Christmas Bells

Christmas Bells
Christmas Bells - Blandfordia nobilis

Tuesday, February 24, 2009

Rare Greenhoods, and unusual Wasp Orchids.

The famous Illawarra Greenhood is in flower again, in the Southern Highlands.

This Orchid has a very restricted distribution (according to the listed references), however, some of these plants are growing out of the normally reported habitat. Obviously, for reasons of protecting this species from being wiped out by illegal collection by Orchid "enthusiasts", I will not reveal their locations.

But I can show you some of these lovely plants in flower.Beautifully formed "points". Often these points get bound by spider webs, and fail to stand up correctly, but this one is perfectly formed.
The "Labellum" is notched, and quite red.
Here it is in profile. A lovely plant, as I am sure you will agree.

The second group of Orchids I wish to show you belong to the Wasp Orchids (Chiloglottis). These are tiny flowers, less than 2 inches (50mm) high (flower and stem). This is Chiloglottis sylvestris, which is on the southern-most extension of its range, here at Robertson.
Chiloglottis sylvestris - standard (red) form.
Here is one in bud stage, just about to break open. You can see on the left hand side the spotted section of the base of the column, which is clearly visible in the image above. The central section of the "wall " of this bud is one of the two petals, which fold down beside the stem of the flower, when the flower is open. The Lateral Sepals (on the right, in front of the flower) are just separating out, and when the flower opens, they hang down as the two thin "clubs"below the Labellum. The pointed top of this bud, is of course, the top of the Dorsal Sepal, which sits prominently above and behind the Column, when the flower is opened out.

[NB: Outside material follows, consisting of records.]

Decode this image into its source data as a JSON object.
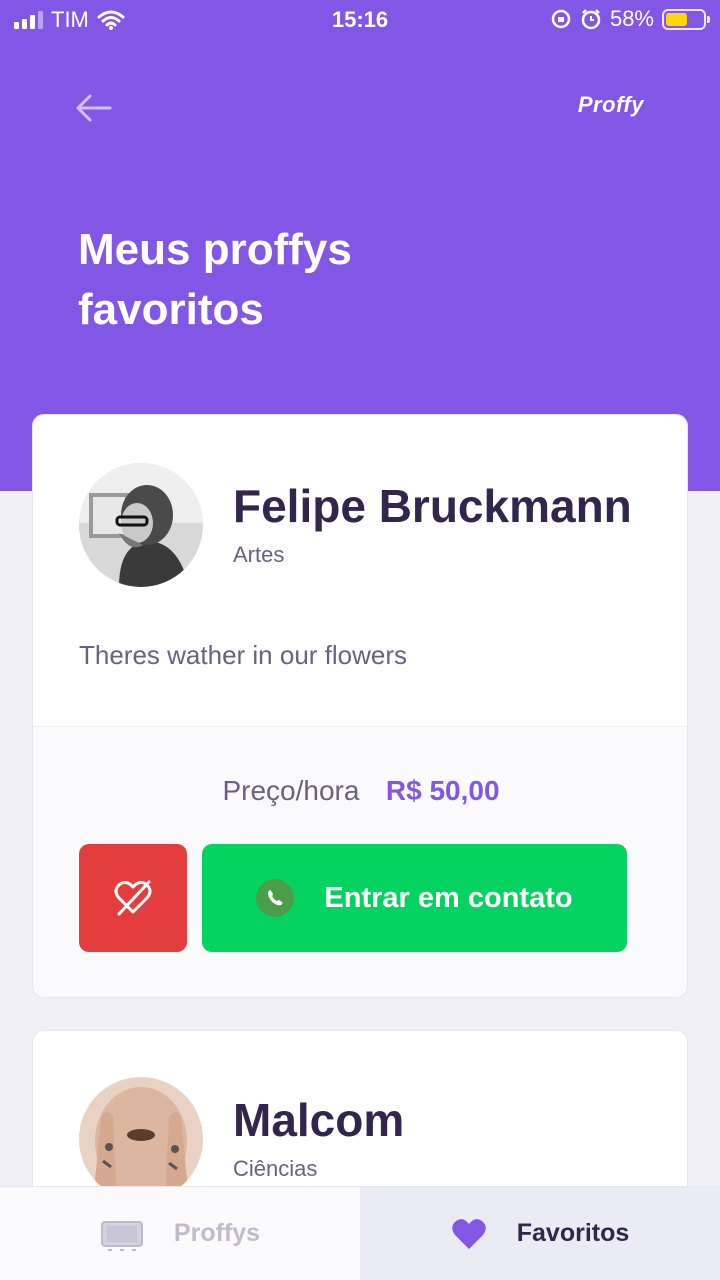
{
  "status_bar": {
    "carrier": "TIM",
    "time": "15:16",
    "battery_percent": "58%",
    "battery_level": 0.58,
    "battery_color": "#ffd60a"
  },
  "header": {
    "brand": "Proffy",
    "title": "Meus proffys favoritos",
    "background_color": "#8257e5"
  },
  "teachers": [
    {
      "name": "Felipe Bruckmann",
      "subject": "Artes",
      "bio": "Theres wather in our flowers",
      "price_label": "Preço/hora",
      "price": "R$ 50,00",
      "contact_label": "Entrar em contato"
    },
    {
      "name": "Malcom",
      "subject": "Ciências"
    }
  ],
  "tab_bar": {
    "proffys_label": "Proffys",
    "favorites_label": "Favoritos",
    "active_tab": "Favoritos"
  },
  "colors": {
    "accent": "#8257e5",
    "unfavorite": "#e33d3d",
    "contact": "#04d361"
  }
}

And here is an even rarer Green form of this same species. Effectively these are "albino" plants, lacking the red pigment of the standard form. These green-flowered plants were growing in a patch, all together, but there was one red-flowered plant amongst them.

The glands on the Labellum have a distinctive shape, with the head of the "pseudo-insect" being quite long and narrow, not heart-shaped as the other more common local species of Chiloglottis. (Click to enlarge image.)

There is an "Observation Test" in this image.
See answer 2 images below.
Here is another view.
This next image is the answer to the "Observation Test".
It is a tiny, tiny Mite. There were several of them wandering around the flower.
As often happens, I did not see this Mite in the field,
but only found them when I developed the images.

If you go back to the image 2 above, and click on it, you will see tiny webs strung between the "clubs" (the parts of the flower hanging below the Labellum). Those webs would be used by the Mite for travelling around the flower. They do not use their webs to trap prey, as their relatives (Spiders) do.


mick said...

Beautiful flowers and really great photography - again!

Duncan said...

That is a lovely greenhood Denis, the notch in the labellum shows well. Very poor orchid season down here due to the dry, some species didn't show at all.

Denis Wilson said...

Thanks Mick
I really enjoy getting "good" photos of these plants. Hate to tell you how many I took of the Wasp Orchids. It is dark in the thicket where they grow, and I was lying down, trying not to get too damp, and peering at each image as I reviewed it, and going back to try yet again, and again. They are so small, it is really hard to get a good image.
The Greenhood was easy. But it is such a lovely flower - perfectly balanced. One of my favourites.
Glad you appreciated the photos.

Denis Wilson said...

Hi Duncan
Thanks. I was very pleased that the notch showed up as well as that.
It is a diagnostic feature, of course. I mean other Greenhoods also have similar notches or forked labellums, but, when taken all together, the notch separates it out from other similar species.
Hardly surprising that your Orchids are not showing, really. Lets hope for some rain, for you guys - but NOT a flood, like some of you got last time round.